▸ To do:
I'd like the entries that follow repeated exactly, with the pictures left out.

== == ==

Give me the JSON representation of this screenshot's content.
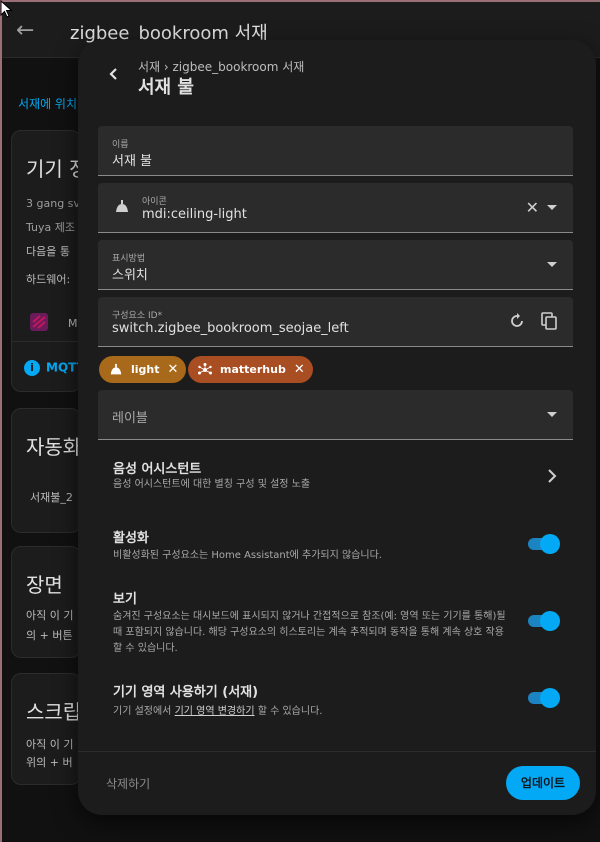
{
  "background": {
    "title": "zigbee_bookroom 서재",
    "link": "서재에 위치",
    "device_card": {
      "heading": "기기 정",
      "line1": "3 gang sv",
      "line2": "Tuya 제조",
      "line3": "다음을 통",
      "line4": "하드웨어:",
      "line5": "M",
      "mqtt": "MQTT"
    },
    "automation_card": {
      "heading": "자동화",
      "item": "서재불_2"
    },
    "scene_card": {
      "heading": "장면",
      "line1": "아직 이 기",
      "line2": "의 + 버튼"
    },
    "script_card": {
      "heading": "스크립",
      "line1": "아직 이 기",
      "line2": "위의 + 버"
    }
  },
  "dialog": {
    "breadcrumb": "서재 › zigbee_bookroom 서재",
    "title": "서재 불",
    "name_field": {
      "label": "이름",
      "value": "서재 불"
    },
    "icon_field": {
      "label": "아이콘",
      "value": "mdi:ceiling-light"
    },
    "display_field": {
      "label": "표시방법",
      "value": "스위치"
    },
    "entity_id_field": {
      "label": "구성요소 ID*",
      "value": "switch.zigbee_bookroom_seojae_left"
    },
    "chips": [
      {
        "label": "light",
        "color": "#a8691a"
      },
      {
        "label": "matterhub",
        "color": "#a84e22"
      }
    ],
    "labels_field": {
      "placeholder": "레이블"
    },
    "voice": {
      "title": "음성 어시스턴트",
      "desc": "음성 어시스턴트에 대한 별칭 구성 및 설정 노출"
    },
    "enabled": {
      "title": "활성화",
      "desc": "비활성화된 구성요소는 Home Assistant에 추가되지 않습니다.",
      "on": true
    },
    "visible": {
      "title": "보기",
      "desc_line1": "숨겨진 구성요소는 대시보드에 표시되지 않거나 간접적으로 참조(예: 영역 또는 기기를 통해)될",
      "desc_line2": "때 포함되지 않습니다. 해당 구성요소의 히스토리는 계속 추적되며 동작을 통해 계속 상호 작용",
      "desc_line3": "할 수 있습니다.",
      "on": true
    },
    "area": {
      "title": "기기 영역 사용하기 (서재)",
      "desc_pre": "기기 설정에서 ",
      "desc_link": "기기 영역 변경하기",
      "desc_post": " 할 수 있습니다.",
      "on": true
    },
    "delete_label": "삭제하기",
    "update_label": "업데이트",
    "accent_color": "#03a9f4"
  }
}
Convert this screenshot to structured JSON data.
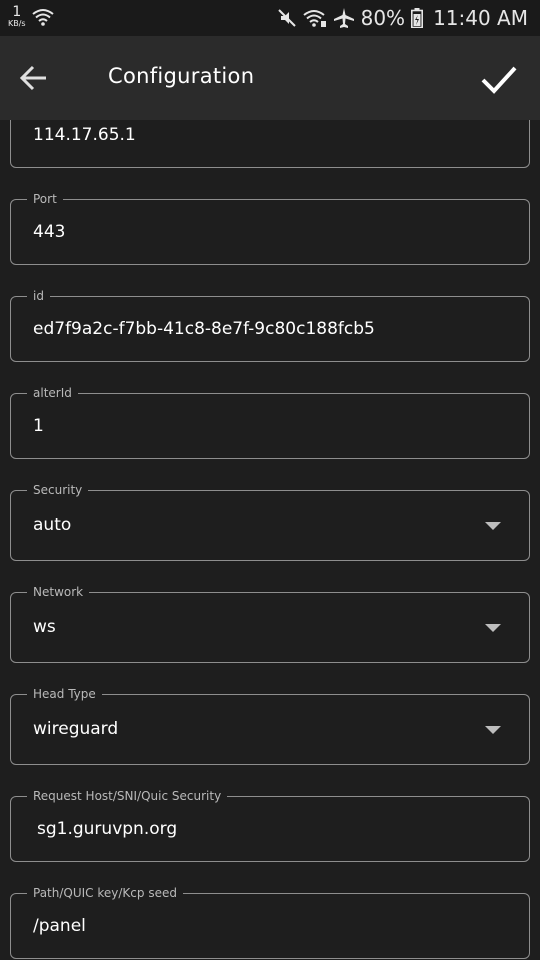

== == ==

▸ Response to the task:
Give me the JSON representation of this screenshot's content.
{
  "background": {
    "title": "zigbee_bookroom 서재",
    "link": "서재에 위치",
    "device_card": {
      "heading": "기기 정",
      "line1": "3 gang sv",
      "line2": "Tuya 제조",
      "line3": "다음을 통",
      "line4": "하드웨어:",
      "line5": "M",
      "mqtt": "MQTT"
    },
    "automation_card": {
      "heading": "자동화",
      "item": "서재불_2"
    },
    "scene_card": {
      "heading": "장면",
      "line1": "아직 이 기",
      "line2": "의 + 버튼"
    },
    "script_card": {
      "heading": "스크립",
      "line1": "아직 이 기",
      "line2": "위의 + 버"
    }
  },
  "dialog": {
    "breadcrumb": "서재 › zigbee_bookroom 서재",
    "title": "서재 불",
    "name_field": {
      "label": "이름",
      "value": "서재 불"
    },
    "icon_field": {
      "label": "아이콘",
      "value": "mdi:ceiling-light"
    },
    "display_field": {
      "label": "표시방법",
      "value": "스위치"
    },
    "entity_id_field": {
      "label": "구성요소 ID*",
      "value": "switch.zigbee_bookroom_seojae_left"
    },
    "chips": [
      {
        "label": "light",
        "color": "#a8691a"
      },
      {
        "label": "matterhub",
        "color": "#a84e22"
      }
    ],
    "labels_field": {
      "placeholder": "레이블"
    },
    "voice": {
      "title": "음성 어시스턴트",
      "desc": "음성 어시스턴트에 대한 별칭 구성 및 설정 노출"
    },
    "enabled": {
      "title": "활성화",
      "desc": "비활성화된 구성요소는 Home Assistant에 추가되지 않습니다.",
      "on": true
    },
    "visible": {
      "title": "보기",
      "desc_line1": "숨겨진 구성요소는 대시보드에 표시되지 않거나 간접적으로 참조(예: 영역 또는 기기를 통해)될",
      "desc_line2": "때 포함되지 않습니다. 해당 구성요소의 히스토리는 계속 추적되며 동작을 통해 계속 상호 작용",
      "desc_line3": "할 수 있습니다.",
      "on": true
    },
    "area": {
      "title": "기기 영역 사용하기 (서재)",
      "desc_pre": "기기 설정에서 ",
      "desc_link": "기기 영역 변경하기",
      "desc_post": " 할 수 있습니다.",
      "on": true
    },
    "delete_label": "삭제하기",
    "update_label": "업데이트",
    "accent_color": "#03a9f4"
  }
}
Convert this screenshot to structured JSON data.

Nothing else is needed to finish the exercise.